DATA RECORDS: Begin

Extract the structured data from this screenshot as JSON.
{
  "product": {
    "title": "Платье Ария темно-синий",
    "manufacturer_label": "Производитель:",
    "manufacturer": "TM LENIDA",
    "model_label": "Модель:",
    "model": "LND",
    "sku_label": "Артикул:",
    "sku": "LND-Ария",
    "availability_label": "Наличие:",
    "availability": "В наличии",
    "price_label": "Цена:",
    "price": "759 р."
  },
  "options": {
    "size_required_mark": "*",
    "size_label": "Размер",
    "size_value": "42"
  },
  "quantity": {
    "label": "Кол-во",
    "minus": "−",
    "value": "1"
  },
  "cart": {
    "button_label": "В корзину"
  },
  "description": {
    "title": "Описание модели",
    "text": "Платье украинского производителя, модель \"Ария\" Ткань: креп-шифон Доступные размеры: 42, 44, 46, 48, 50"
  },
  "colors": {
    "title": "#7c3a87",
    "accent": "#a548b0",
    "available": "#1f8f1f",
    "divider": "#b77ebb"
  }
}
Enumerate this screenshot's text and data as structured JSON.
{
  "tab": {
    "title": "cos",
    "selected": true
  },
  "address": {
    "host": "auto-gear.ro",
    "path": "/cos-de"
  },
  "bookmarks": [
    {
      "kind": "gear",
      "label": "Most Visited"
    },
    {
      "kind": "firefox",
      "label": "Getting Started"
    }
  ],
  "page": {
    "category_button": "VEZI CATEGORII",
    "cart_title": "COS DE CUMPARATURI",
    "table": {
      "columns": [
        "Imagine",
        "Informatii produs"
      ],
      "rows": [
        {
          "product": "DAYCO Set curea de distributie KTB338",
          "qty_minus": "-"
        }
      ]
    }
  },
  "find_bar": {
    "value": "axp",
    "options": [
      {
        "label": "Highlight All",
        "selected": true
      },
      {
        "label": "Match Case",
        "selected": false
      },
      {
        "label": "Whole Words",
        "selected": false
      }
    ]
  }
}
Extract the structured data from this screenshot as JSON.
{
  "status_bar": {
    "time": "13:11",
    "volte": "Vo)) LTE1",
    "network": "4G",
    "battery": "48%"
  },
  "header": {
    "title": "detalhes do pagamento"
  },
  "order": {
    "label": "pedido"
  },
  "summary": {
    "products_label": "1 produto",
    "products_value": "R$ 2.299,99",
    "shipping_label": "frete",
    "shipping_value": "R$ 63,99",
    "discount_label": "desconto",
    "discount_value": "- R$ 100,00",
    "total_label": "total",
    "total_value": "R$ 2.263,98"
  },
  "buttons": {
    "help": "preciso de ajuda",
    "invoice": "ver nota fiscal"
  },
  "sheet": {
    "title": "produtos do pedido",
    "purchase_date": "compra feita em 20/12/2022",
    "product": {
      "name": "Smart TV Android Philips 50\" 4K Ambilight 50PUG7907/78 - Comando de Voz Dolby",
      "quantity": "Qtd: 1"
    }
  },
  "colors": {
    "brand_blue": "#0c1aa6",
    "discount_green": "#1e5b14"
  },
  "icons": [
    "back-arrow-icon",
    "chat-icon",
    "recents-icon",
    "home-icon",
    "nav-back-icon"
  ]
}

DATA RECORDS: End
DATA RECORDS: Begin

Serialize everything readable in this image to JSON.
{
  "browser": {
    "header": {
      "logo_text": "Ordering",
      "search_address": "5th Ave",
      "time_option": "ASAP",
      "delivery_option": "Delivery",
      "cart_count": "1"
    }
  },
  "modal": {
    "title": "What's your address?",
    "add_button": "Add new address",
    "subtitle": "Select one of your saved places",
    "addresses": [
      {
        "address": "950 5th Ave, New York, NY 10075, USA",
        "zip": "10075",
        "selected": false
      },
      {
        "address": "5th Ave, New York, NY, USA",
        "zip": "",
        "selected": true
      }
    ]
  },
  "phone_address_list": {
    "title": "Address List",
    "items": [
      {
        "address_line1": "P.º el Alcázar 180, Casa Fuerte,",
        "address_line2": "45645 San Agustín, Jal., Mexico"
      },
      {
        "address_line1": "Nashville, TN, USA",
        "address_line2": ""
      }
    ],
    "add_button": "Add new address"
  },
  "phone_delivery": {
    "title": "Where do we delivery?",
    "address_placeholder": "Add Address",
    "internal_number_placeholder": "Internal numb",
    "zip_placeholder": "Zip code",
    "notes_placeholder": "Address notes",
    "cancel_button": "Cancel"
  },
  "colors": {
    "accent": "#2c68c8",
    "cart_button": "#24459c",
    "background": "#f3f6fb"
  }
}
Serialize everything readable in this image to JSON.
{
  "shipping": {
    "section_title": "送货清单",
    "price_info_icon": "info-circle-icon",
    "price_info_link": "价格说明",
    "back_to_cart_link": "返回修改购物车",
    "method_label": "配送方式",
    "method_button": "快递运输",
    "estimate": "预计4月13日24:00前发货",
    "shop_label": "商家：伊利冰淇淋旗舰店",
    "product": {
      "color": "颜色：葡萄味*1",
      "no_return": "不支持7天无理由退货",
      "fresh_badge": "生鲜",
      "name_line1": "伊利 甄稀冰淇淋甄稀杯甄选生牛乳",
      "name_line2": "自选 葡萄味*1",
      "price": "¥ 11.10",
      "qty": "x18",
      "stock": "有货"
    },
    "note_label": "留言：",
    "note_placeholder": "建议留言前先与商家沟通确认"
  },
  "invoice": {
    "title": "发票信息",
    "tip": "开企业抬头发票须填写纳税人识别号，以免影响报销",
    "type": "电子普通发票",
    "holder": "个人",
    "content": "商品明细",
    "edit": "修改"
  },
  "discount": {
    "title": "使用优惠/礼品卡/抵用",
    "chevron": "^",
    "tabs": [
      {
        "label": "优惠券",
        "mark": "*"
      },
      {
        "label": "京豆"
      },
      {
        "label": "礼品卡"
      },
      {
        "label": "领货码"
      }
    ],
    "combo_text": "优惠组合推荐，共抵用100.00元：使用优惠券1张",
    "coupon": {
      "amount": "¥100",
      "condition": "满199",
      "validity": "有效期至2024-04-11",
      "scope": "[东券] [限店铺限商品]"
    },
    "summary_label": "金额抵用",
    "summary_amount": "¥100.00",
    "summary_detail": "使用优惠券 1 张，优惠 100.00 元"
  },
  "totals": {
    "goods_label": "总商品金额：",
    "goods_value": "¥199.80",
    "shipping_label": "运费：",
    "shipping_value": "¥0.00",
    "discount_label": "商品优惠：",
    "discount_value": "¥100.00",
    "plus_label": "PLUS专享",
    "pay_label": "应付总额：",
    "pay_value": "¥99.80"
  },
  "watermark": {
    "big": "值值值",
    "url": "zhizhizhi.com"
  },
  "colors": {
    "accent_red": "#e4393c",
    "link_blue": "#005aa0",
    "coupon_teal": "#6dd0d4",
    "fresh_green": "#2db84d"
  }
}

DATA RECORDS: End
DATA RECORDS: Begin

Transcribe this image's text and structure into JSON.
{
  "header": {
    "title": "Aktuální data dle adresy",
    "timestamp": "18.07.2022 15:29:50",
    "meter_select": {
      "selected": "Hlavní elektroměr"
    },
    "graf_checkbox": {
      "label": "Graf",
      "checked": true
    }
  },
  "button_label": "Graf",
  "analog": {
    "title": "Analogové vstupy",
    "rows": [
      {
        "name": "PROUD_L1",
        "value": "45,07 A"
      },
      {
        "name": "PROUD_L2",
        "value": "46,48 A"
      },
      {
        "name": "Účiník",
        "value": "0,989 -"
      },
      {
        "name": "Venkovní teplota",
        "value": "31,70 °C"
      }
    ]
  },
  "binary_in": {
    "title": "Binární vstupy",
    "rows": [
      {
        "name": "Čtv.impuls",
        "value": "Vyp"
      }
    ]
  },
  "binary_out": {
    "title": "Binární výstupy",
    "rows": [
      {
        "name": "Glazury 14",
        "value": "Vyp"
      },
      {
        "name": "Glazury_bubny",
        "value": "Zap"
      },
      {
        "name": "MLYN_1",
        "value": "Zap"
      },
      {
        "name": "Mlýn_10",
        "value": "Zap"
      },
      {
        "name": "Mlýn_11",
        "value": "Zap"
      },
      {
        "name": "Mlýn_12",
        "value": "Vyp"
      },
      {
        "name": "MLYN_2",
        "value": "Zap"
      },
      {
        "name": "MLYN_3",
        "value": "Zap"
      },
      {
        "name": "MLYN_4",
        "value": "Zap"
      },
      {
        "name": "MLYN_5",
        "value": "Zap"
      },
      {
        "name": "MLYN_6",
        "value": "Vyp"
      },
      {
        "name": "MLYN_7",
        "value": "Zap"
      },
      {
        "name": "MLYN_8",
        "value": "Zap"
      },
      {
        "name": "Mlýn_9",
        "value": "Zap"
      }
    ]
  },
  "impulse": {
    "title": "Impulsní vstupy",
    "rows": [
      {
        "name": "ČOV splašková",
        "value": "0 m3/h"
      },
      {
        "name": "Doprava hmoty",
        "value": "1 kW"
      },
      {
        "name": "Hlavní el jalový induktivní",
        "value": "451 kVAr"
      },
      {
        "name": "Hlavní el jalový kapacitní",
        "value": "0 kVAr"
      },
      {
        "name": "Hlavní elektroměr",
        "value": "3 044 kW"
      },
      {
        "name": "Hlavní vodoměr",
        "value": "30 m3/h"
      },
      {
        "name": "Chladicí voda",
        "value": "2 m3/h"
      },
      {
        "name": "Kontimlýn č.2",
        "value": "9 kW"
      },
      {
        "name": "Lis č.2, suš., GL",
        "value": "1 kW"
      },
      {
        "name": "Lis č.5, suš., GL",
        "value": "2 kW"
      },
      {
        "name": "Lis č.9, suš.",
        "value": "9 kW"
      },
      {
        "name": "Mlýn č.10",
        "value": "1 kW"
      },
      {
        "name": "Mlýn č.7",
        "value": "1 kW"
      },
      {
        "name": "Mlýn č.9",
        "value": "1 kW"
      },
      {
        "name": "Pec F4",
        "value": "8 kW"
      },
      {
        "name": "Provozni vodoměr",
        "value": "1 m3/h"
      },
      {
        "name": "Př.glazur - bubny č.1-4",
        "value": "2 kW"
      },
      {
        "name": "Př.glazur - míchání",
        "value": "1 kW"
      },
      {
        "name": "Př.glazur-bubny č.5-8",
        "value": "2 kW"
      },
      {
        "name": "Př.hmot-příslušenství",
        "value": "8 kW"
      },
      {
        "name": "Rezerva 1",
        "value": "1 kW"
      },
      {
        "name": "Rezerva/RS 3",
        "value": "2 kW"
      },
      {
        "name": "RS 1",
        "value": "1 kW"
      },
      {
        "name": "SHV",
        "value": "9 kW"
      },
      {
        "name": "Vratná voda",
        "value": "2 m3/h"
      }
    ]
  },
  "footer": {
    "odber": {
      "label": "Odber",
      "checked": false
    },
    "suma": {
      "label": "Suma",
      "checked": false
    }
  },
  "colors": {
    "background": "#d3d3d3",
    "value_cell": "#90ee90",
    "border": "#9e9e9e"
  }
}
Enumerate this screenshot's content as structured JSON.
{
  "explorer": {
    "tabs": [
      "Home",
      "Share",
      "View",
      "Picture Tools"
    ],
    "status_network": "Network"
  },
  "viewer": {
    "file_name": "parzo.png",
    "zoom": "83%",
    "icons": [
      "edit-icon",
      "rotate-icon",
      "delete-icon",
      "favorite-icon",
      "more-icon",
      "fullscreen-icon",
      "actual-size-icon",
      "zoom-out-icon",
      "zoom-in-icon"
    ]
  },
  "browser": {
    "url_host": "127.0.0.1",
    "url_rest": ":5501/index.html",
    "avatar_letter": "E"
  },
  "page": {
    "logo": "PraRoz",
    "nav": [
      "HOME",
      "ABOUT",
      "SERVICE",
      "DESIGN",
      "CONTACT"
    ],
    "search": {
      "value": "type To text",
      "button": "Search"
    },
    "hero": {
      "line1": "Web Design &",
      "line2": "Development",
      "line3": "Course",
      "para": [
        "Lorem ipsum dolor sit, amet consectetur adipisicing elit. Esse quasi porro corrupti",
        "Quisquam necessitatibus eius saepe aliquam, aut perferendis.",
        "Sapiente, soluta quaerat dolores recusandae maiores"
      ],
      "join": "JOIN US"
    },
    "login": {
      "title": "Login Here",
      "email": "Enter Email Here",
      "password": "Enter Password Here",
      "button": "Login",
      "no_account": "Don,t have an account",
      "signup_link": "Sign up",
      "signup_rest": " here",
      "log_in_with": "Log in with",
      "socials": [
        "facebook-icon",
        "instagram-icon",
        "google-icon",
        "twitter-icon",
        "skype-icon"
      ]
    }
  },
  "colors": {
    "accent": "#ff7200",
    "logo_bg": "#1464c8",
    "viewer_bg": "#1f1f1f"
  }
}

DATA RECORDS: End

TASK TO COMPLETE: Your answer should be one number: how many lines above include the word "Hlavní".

SOLUTION TO THIS EXERCISE: 5